Skip to main content

Warning message

March 1 is Employee Appreciation Day! Let a colleague know you appreciate them - send a special Employee Appreciation Day message through the Appreciation Portal!

Monkeypox

Cornell is monitoring the global outbreak of monkeypox first identified in May 2022 and has prevention and response plans in place. Cases have been confirmed across the U.S., including in New York State and in Tompkins County. We are collaborating with local and national health experts to implement a comprehensive campus plan involving healthcare providers, human resources professionals, academics, and student life professionals.

For more information about monkeypox, including symptoms, prevention, vaccination, case trends and other frequently asked questions, please visit the CDC website.

Employee Guidance

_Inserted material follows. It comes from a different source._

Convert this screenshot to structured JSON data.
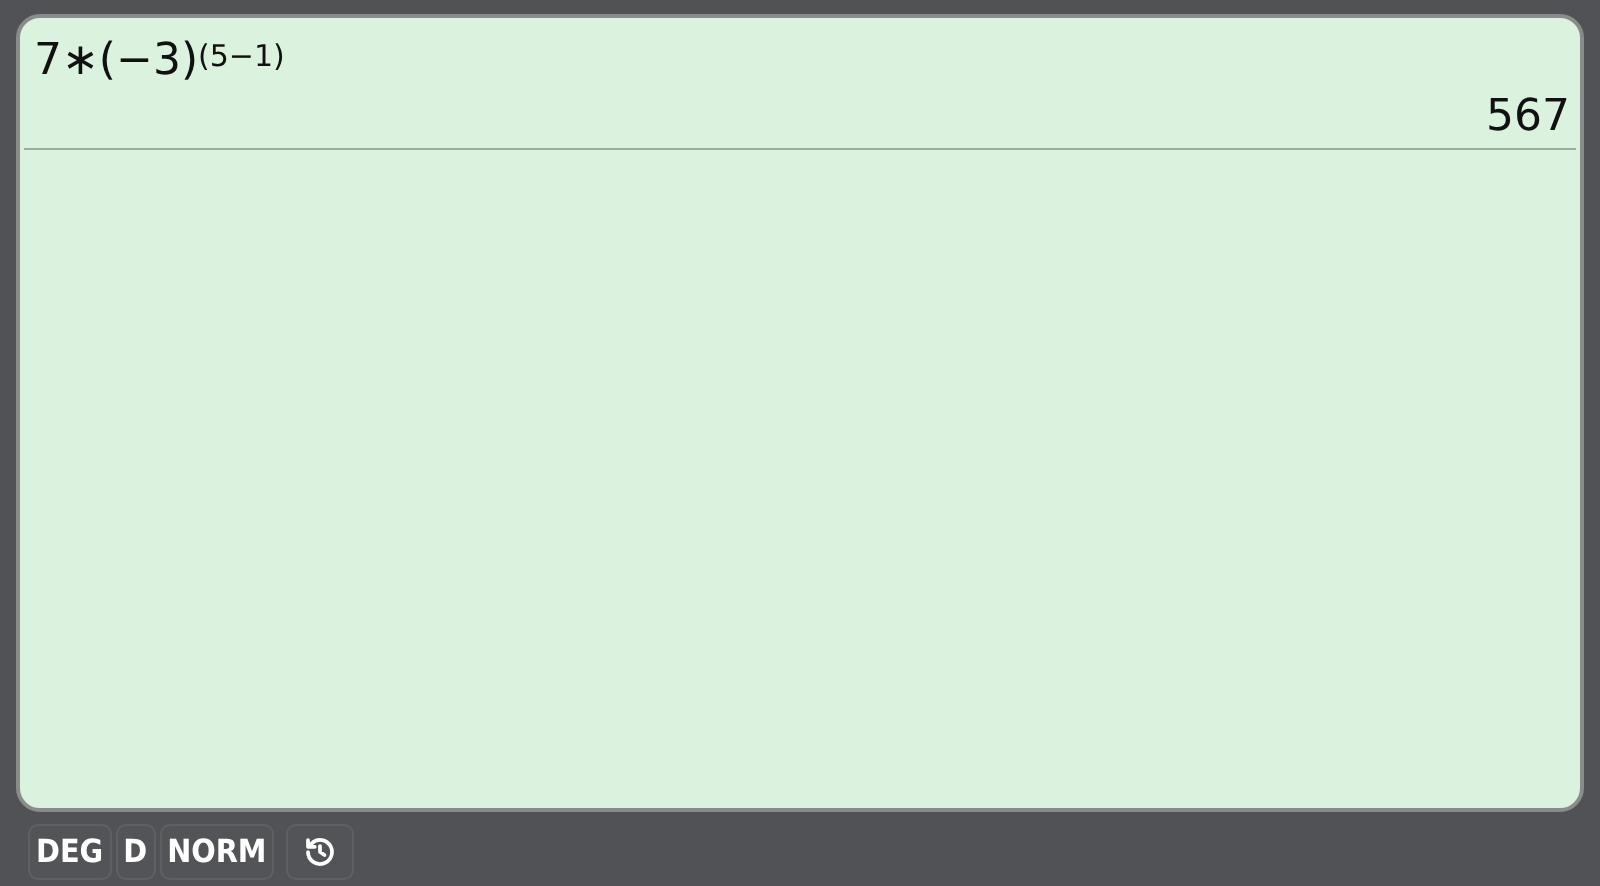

For complete employee guidance, visit Cornell Health's Monkeypox: What to Know.

Select FAQs

What is my risk of getting monkeypox at work?

Monkeypox is transmitted through close and extended personal contact, often skin-to-skin contact; the risk of surface or fomite transmission in personal workspaces appears low. The CDC considers the risk of transmission to be low unless any of the following apply:

  • Being within 6 feet for a total of 3 hours or more (cumulative) of a person with monkeypox who was not wearing a surgical mask or respirator -OR-
  • Contact between an individual’s intact skin with the skin lesions or bodily fluids from a person with monkeypox -OR
  • Contact between an individual’s intact skin with materials (e.g., linens, clothing) that have contacted the skin lesions or bodily fluids from a person with monkeypox without having been disinfected or laundered -OR-
  • Contact between an individual’s clothing with the person with monkeypox’s skin lesions or bodily fluids, or their soiled linens or dressings (e.g., during turning, bathing, or assisting with patient transfer)

Where should employees go for testing or care?

 Employees concerned about their risk or experiencing symptoms consistent with monkeypox should contact their primary care provider.